In the entries below, spot each line with the word "this" and copy it.

*** Opening Dataset ***

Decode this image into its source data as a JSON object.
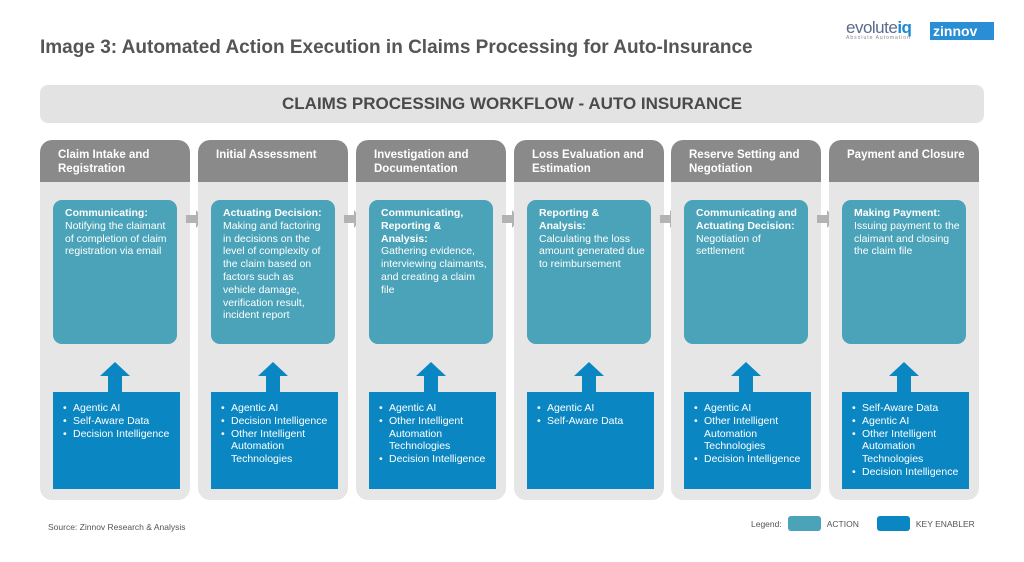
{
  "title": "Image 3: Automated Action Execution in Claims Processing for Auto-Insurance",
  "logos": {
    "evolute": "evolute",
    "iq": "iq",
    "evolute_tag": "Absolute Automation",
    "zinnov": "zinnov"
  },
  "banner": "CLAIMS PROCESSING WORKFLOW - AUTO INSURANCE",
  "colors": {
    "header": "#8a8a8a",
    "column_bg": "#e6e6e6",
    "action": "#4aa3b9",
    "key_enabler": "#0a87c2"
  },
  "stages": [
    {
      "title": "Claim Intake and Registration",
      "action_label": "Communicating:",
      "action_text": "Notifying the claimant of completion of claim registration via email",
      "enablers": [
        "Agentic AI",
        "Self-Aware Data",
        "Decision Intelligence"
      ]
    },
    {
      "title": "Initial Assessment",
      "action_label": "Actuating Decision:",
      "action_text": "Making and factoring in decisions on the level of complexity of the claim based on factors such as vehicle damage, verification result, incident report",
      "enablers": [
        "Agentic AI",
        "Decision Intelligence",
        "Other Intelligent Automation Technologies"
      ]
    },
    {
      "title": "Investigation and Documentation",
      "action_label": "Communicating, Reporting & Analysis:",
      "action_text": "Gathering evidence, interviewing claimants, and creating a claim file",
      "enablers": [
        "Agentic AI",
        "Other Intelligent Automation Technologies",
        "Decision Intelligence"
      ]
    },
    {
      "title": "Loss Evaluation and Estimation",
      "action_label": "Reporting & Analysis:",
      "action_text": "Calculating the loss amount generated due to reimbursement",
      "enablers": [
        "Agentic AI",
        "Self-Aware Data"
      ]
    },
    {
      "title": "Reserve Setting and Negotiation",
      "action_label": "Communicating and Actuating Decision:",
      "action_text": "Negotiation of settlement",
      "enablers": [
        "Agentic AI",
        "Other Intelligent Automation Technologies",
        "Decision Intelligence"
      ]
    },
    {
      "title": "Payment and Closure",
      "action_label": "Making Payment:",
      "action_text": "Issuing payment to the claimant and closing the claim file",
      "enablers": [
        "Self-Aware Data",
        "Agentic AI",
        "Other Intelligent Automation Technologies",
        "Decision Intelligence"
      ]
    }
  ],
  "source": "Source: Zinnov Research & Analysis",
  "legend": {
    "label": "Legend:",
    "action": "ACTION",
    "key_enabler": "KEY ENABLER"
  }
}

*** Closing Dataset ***
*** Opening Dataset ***

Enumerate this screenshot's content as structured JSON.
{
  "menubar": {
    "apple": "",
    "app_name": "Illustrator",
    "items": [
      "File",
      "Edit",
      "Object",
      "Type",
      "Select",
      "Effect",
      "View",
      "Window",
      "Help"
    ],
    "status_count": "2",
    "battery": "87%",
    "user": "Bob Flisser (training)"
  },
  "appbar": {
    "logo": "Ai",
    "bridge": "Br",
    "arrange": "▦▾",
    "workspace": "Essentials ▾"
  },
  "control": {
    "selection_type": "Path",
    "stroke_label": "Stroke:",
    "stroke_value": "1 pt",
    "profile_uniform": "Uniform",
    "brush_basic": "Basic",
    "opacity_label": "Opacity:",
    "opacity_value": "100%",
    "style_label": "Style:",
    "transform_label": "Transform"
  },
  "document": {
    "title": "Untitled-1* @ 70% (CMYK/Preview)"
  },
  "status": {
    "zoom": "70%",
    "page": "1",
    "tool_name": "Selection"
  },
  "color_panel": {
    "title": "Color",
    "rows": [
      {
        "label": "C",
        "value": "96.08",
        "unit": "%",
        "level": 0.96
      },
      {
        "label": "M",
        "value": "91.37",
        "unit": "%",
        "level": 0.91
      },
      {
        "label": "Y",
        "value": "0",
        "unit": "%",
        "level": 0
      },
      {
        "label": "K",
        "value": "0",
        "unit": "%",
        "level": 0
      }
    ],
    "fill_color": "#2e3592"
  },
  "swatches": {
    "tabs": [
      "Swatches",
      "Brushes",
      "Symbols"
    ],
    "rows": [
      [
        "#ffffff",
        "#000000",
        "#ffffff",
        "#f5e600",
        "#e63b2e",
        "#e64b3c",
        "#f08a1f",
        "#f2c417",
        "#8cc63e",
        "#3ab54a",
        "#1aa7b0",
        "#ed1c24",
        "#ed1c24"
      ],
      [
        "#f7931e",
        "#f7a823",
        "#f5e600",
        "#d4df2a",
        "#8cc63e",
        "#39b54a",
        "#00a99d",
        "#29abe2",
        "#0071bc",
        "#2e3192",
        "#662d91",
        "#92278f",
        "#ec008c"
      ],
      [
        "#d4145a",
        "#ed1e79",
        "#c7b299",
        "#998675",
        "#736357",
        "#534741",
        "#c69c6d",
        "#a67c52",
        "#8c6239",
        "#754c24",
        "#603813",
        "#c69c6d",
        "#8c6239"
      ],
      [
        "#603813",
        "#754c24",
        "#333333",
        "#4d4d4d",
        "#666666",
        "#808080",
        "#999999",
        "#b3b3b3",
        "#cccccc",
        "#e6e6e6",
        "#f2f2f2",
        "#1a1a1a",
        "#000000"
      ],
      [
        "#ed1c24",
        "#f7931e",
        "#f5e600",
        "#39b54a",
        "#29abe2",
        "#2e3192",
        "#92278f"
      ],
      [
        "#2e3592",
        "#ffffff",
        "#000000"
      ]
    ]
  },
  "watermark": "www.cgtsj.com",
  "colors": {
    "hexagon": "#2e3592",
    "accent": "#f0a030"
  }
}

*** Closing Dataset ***

## Expected output:
Decode this image into its source data as a JSON object.
Enumerate this screenshot's content as structured JSON.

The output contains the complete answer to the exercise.